Ady Barkan, an attorney and healthcare activist whose journey with motor neuron disease prompted a fight to overhaul the US healthcare system, has died at the age of 39 from complications with amyotrophic lateral sclerosis (ALS).
Barkan’s wife, Rachael Scarborough King, announced his death in a post to X, formally known as Twitter.
“You probably knew Ady as a healthcare activist. But more importantly he was a wonderful dad and my life partner for 18 years,” wrote King.
“Ady fought for the 24/7 care he needed to be home with us until the end of his life,” King added, thanking Barkan’s caregivers and “their labor and care, which allowed us to live as a family through Ady’s health challenges”.
“Everyone should have that chance,” she said.
Barkan was first diagnosed with ALS in 2016 at the age of 32, the healthcare advocate wrote in a 2022 piece for the Guardian.
The progressive degenerative illness targets nerve cells in the spinal cord and the brain. The disease is often terminal, with those diagnosed usually having a three to five year survival rate.
Barkan lost his ability to walk and was unable to eat, speak or breathe on his own without the use of a ventilator machine.
Since his diagnosis, Barkan said that he became acutely aware with the issues regarding the US healthcare system, especially for those dealing with a serious illness.
“I knew that US healthcare was broken before my diagnosis, but having a serious illness clarified the cruelty of our profit-driven system,” Barkan wrote.
Barkan’s health insurance company denied coverage of critical medical supplies, including a ventilator and a FDA-approved ALS drug.
He was only able to pay for his round-the-clock care after suing his insurance company in federal court, and with the help of friends who covered part of his care.
“It shouldn’t take a team of lawyers, an experienced activist, and the generosity of friends and strangers to get the healthcare you need to survive,” Barkan wrote.

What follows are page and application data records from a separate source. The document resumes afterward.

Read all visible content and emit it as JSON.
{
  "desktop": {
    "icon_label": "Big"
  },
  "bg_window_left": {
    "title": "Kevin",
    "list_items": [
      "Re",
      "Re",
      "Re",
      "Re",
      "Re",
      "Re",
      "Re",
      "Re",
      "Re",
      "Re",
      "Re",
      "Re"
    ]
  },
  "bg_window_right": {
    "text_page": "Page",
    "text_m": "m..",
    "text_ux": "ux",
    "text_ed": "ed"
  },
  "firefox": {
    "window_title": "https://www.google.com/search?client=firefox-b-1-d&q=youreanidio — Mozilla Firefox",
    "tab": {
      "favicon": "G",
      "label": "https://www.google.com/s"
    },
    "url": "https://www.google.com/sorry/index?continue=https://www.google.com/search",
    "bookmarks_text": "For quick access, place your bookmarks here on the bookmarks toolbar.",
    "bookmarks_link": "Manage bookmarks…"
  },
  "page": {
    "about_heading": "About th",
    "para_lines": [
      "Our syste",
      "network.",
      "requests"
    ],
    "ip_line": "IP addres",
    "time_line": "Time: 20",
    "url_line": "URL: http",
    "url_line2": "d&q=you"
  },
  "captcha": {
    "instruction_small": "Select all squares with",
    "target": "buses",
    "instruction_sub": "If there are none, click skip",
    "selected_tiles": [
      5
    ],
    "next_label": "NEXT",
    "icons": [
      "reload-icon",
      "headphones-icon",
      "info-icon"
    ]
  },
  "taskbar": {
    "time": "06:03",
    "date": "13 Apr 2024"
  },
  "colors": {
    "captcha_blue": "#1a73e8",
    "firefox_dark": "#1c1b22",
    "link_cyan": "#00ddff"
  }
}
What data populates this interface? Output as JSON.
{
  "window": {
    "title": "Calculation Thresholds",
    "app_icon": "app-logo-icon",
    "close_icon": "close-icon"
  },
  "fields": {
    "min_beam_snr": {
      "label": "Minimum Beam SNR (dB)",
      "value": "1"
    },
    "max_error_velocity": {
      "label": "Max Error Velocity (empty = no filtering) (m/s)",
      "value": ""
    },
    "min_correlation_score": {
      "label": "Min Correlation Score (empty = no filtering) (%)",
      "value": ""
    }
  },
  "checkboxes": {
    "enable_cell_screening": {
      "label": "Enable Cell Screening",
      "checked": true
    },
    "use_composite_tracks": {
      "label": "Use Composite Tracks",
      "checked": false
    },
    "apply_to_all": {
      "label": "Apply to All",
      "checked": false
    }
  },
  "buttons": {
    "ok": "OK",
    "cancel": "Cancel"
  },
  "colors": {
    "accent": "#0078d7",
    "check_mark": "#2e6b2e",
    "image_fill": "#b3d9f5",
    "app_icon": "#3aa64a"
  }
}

Barkan used his experience to advocate for universal healthcare and a complete overhaul of the US healthcare system.
Barkan first went viral in 2017 after confronting the former Arizona senator Jeff Flake about Flake’s support of tax cuts that would cause healthcare costs to soar, an encounter that was filmed by organizer Liz Jaff.
“Think about the legacy that you will have for my son and your grandchildren, if you take your principles and turn them into votes,” Barkan said to Flake.
“You can save my life,” Barkan said.
In 2018, Barkan co-founded the non-profit Be A Hero, an organization working to expand access to healthcare amid other political priorities. Jamila Headley, the organization’s co-executive director celebrated Barkan’s life and work in a post to X.
“It’s hard to imagine a world without [Ady Barkan] learning, strategizing, fighting, and laughing alongside me but his work lives on in [Be A Hero] and the powerful movement of patients we are building,” wrote Headley.
His activism was subsequently documented in the 2021 documentary Not Going Quietly, which showed his May 2019 testimony to Congress about his family’s struggles to afford his care.
Speaking through a computerized device, Barkan told lawmakers that his family paid $9,000 a month out-of-pocket to cover the remainder of his care.
“We are cobbling together the money, from friends and family and supporters all over the country,” he said to Congress. “But this is an absurd way to run a healthcare system.”
Barkan is survived by his wife Rachael and their two children.